Piston motion conditions cylinder filling but also the turbulence required by the flame to quickly propagate in the combustion chamber volume. The stopping of the piston at top dead center (TDC) determines the time left for combustion to develop before expansion. The stopping of the piston at bottom dead center (BDC) allows the evacuation of the burnt gas from the cylinder (exhaust) by producing the minimum back pressure, as the latter opposes the rise of the piston (undesirable negative work).

All things considered, the most favorable piston motion comes for the standard rod-crank mechanism. By maintaining this motion, we have sufficient piston speed near top dead center to create enough tumble in the cylinder during the intake phase. This entire charge motion is then transformed into fine turbulence near top dead center at the end of the compression stroke.

This turbulence considerably accelerates the flame, enabling “later and faster” combustion. Consequently, by favoring this rapid combustion, we reduce the engine’s sensitivity to knock and heat losses while increasing the “effective” expansion ratio, which results in better efficiency.

MCE‑5 VCRi piston motion is strictly identical to that of a conventional engine with the same
rod/crank ratio, regardless of its compression ratio (example: from 6:1 to 15:1)

"Multilink" VCR concepts can lead to an "exotic"
piston motion, which penalizes certain
engine operating points

Depending on the chosen configuration,
the overly long stop at TDC of certain "multilink"
engines increases knock sensitivity and heat losses

At bottom dead center at the end of expansion, it is preferable to have enough time to empty the cylinder of burnt gas while minimizing residual pressure working “against” the piston when it starts to rise (limiting EGBP – exhaust gas back pressure).
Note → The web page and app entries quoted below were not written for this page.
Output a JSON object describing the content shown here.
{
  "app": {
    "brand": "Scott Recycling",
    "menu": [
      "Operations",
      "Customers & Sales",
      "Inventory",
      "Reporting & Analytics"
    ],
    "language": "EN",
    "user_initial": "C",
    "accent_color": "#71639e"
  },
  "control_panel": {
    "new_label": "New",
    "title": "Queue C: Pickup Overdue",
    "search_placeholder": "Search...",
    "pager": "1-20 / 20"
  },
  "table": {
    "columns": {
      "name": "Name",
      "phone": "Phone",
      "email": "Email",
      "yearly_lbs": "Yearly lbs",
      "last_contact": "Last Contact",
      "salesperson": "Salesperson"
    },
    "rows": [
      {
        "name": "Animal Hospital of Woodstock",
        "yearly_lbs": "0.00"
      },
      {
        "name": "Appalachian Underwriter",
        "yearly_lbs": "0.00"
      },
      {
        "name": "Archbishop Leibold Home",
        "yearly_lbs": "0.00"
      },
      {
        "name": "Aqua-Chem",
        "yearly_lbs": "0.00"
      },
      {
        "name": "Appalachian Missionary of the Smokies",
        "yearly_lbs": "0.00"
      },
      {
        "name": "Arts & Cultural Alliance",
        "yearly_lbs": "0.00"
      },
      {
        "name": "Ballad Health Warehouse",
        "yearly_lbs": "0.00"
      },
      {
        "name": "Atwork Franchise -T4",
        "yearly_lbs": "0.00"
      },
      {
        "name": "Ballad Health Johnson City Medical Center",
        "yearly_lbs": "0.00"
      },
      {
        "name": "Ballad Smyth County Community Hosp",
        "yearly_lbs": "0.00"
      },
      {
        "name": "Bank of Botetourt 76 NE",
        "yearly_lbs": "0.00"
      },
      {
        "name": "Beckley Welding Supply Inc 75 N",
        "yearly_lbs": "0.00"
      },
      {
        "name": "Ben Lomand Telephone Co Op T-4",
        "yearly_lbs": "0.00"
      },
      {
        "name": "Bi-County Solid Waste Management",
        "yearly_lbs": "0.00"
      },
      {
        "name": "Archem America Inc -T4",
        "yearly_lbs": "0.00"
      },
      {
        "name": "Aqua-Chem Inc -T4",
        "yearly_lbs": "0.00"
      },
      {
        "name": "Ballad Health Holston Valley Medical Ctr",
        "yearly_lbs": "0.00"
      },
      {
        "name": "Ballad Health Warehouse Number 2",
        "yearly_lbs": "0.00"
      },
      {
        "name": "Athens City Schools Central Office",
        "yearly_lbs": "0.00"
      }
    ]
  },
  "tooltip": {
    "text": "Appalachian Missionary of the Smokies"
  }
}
It is clear that the right objective is to use conventional engine piston motion. Yet, some VCR engines modify this motion to create “exotic” motions. This is the case of multilink engines that add rods and levers. These engines could use standard motion but at the cost of greater complexity, which results in added weight, size and friction. This type of engine generally behaves like a conventional engine with an infinitely long conrod. The stops at TDC become too long and those at BDC become too short.

The resulting piston motion penalizes combustion efficiency, particularly at high loads with spark ignition.
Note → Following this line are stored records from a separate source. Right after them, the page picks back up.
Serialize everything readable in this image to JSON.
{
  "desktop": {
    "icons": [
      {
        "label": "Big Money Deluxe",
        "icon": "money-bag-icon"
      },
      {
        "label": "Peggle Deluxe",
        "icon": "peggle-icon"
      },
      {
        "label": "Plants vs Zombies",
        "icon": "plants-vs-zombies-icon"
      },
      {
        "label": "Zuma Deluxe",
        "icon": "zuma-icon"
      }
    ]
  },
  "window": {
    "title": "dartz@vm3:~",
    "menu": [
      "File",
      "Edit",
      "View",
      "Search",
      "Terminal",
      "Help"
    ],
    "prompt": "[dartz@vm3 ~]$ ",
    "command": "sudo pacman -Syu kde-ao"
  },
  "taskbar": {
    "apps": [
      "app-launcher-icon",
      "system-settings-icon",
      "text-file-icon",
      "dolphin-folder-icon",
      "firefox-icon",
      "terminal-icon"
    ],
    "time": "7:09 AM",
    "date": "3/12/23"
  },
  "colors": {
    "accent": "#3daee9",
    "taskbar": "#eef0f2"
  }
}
On these VCR engines, the thermodynamic losses caused by an overly slow piston at TDC can reach 8% or more at medium and high loads. This is due to an over-sensitization of the engine to knock and an increase in heat losses. In this case, VCR loses all or part of its advantages since medium and high loads are often used on a hard downsized VCR engine. On the other hand, the thermodynamic losses caused by this type of motion remain low if the engine uses compression auto ignition (CAI-HCCI), which only concerns low loads below 5-6 bar of BMEP (brake mean effective pressure). In this case, the gains made in CAI at low loads are largely used to compensate for the losses in SI at high loads. The result is so disappointing that it is finally preferable to continue to produce simpler and less expensive conventional engines.

Other VCR engines make piston motion dissymmetrical: the piston “rises” more quickly than it “descends”. The result of this type of approach is that these engines should run clockwise at low loads and counter-clockwise at high loads, which is impossible.

For all of these reasons, MCE‑5 VCRi maintains strictly conventional piston motion. Current MCE‑5 VCRi prototypes associate a low bore/stroke ratio (long stroke) favoring filling at low engines speeds, with a high conrod/crank ratio (long conrod) favoring filling at high engine speeds. A conventional gasoline engine with the same features would have exactly the same height, proof of MCE‑5 VCRi’s intrinsic compactness. Hence, MCE‑5 VCRi does not cause any fault attributable to non-conventional piston motion and allows combustion engineers to directly apply their know-how to VCR without any penalties.

In its SAE 2206-32-0098 publication, Honda underlines the significant consequences
of piston motion on engine thermal efficiency (above: impact of the rod/crank ratio)